We don't get paid for these parties, it's not how we bring money into the house. So, if a party flops it doesn't mean we don't pay our mortgage or we have to lay off members of our family from their jobs. It's just for fun, but we put so much effort into these events you would think that the lifeblood of our family depended on it. Well, our reputation for throwing great parties could get shattered, but we could recover from that ego-bruising pretty easily.
Now consider this twist: We plan for months for a party and the financial stability of our family is crucial to its success. Then we ask our guests to tell us anything and everything we did wrong or anything we did right. We've invited everyone to our house, fed them, entertained them and shared all our best efforts to show them a good time. Then we welcome their criticism as well as their accolades. This means that if people didn't have a good time, we'd have to hear about it and we would have a hard time paying our bills!
This doesn't sound like something I would want to subject myself to, but Panasonic has done this and we were invited to this party.
Panasonic created their Living in HD program as an invitation to a Panasonic Products Party and they want to know what we think of this celebration. This is a fearless approach that can only be created by a company that believes strongly in their product and seriously cares about what their consumers think. If you read back to our earlier posts you can see how this process began and the experiences we have had as a result of Living in HD. In a nutshell, it has changed our lives and we have Panasonic to thank for it. They gave us a suite of products and have asked for our opinions about them. And they really want to know what we think.
You may be thinking we have to say these things because we are a part of this program and we owe it to Panasonic. Well, we don't. Panasonic has never told us we had to say or do anything. In January we were honored to appear at CES in Las Vegas as representatives for the Living in HD program. Our entire family was up on the Panasonic stage to talk about what it was like to live in High Definition. We were not scripted in any way. We were just asked to talk about it-the good or the bad.
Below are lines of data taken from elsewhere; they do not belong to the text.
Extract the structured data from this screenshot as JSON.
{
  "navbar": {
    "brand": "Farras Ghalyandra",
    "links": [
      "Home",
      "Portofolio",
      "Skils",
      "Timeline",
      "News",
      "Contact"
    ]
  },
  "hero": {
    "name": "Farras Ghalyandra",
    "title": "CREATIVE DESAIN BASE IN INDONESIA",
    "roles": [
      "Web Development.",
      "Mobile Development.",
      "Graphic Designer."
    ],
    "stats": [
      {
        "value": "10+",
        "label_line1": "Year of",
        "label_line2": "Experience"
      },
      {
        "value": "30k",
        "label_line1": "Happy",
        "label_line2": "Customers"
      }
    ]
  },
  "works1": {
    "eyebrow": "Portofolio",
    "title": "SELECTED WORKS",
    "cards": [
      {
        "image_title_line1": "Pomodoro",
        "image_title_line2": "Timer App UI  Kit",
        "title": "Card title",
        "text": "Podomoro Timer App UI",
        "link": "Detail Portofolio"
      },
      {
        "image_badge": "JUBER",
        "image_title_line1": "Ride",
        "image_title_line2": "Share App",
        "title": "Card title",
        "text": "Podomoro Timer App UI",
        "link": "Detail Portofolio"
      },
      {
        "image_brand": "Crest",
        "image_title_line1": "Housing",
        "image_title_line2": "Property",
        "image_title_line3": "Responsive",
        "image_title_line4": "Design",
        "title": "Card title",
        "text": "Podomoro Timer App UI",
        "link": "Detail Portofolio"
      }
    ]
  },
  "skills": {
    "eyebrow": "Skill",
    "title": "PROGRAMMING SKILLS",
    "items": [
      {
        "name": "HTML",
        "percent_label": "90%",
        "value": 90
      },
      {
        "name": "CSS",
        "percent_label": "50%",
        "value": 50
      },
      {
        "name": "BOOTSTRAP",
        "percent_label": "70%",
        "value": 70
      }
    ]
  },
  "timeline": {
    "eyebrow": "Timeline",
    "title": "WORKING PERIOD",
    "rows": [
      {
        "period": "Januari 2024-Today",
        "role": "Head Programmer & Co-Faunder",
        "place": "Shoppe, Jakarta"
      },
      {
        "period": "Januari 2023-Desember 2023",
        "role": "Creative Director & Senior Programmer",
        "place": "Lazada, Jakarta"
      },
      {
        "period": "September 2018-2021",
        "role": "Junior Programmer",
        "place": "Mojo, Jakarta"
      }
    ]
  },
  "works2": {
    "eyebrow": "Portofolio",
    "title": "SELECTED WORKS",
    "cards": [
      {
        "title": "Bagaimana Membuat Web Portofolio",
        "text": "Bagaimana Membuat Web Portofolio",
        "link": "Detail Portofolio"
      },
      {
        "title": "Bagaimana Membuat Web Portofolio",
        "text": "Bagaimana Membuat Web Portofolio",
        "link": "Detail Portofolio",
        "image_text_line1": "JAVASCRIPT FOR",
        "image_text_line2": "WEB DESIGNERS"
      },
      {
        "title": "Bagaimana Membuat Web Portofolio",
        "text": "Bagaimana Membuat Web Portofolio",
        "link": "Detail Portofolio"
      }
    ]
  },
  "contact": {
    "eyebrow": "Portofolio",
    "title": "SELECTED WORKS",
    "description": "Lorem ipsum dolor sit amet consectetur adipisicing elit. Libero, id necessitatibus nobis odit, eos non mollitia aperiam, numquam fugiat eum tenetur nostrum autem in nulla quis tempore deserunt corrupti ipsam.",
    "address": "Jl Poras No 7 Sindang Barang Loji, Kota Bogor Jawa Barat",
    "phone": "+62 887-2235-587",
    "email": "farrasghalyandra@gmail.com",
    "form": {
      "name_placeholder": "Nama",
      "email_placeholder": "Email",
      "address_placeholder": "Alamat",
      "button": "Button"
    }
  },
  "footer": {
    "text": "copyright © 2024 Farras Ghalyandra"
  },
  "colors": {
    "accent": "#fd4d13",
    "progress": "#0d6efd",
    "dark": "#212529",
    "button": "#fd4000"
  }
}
We have three young boys; if there was something they didn't like or thought was junk it would have come out on stage and there wouldn't have been anything anyone could have done to stop it. What a potential loose-cannon!
We were also asked to do a podcast with Joe Jaffe of Crayon and other members of the Panasonic team. Again, we were invited, but never once were we told what to say. Even this blog you are reading can be whatever we want it to be. We can choose to turn it into a blog about dust-bunnies and their plight in North America and Panasonic wouldn't tell us we couldn't. (That's a joke, but the Panasonic part is true.)
Panasonic took a huge risk putting us out there in front of their audience without any control of what we were going to say. When you are confident in your product and message, you can afford to take risks and let people be who they are.
We are not a family that is in business or marketing, we make our living in education, so we are not experts in the corporate or advertising world. However, we think giving a group of consumers thousands of dollars worth of products and then asking them to tell you what you REALLY think about all of it is pretty outstanding and innovative. And brave. What if the TV stunk? What if the blu-ray player was a lemon and skipped around when playing a regular DVD as opposed to a movie in blu-ray format? What if this laptop I'm using right now malfunctioned when it got milk and cereal spilled all over the keyboard and it wasn't as "tough" as it was said to be? Panasonic would want to hear about it and they would want us to tell others as well. That's how great they know their products are. Panasonic knows the only way they want to compete for consumer dollars is through integrity and transparency. They have nothing to hide.
Who does this? Who invites people into their home, gives them the best of what they have to offer and then genuinely asks, "So, what do you think?" Panasonic does. They do it because they believe in their products, the minds that create them, and the people of their company. They all work together tirelessly to create the best products they can for their consumers. Panasonic wants their products and technology to improve our lives. They feel the best way to do this is by asking their consumer what works and what doesn't, not just relying on sales figures to dictate what the market demands.
Maybe our parties are driven by the same motivation as Panasonic's for their Living in HD program, just on a much smaller scale. We work tirelessly for our parties to be the best they can because we care about our family and friends' well-being. We look at our "product" -our parties - as a way of showing them we are willing to do our best on their behalf, for their entertainment. When our parties are over we assess how the event went; we look at what food was consumed and what is still left on the table. We think about which games were a hit and which ones caused injuries (yes, unfortunately, that has happened!). We don't give our guests formal questionnaires, but we learn from our experience. This is how Panasonic is creating a dialog between creator and consumer and they are listening to what we have to say.
Here's the best part about the Panasonic Party: this invitation doesn't have an end time; it just keeps going. So consider yourself invited to one of the best parties the Calandro Family has ever been a part of. Go to the Panasonic Living in HD community. Join the conversation. Tell them what you think. Be honest. Panasonic is listening and wants to know what you have to say. With Panasonic you are a consumer with a powerful voice. We always love a great party - and we don't have to clean up after this one! Enjoy! And tell them the Calandros sent you!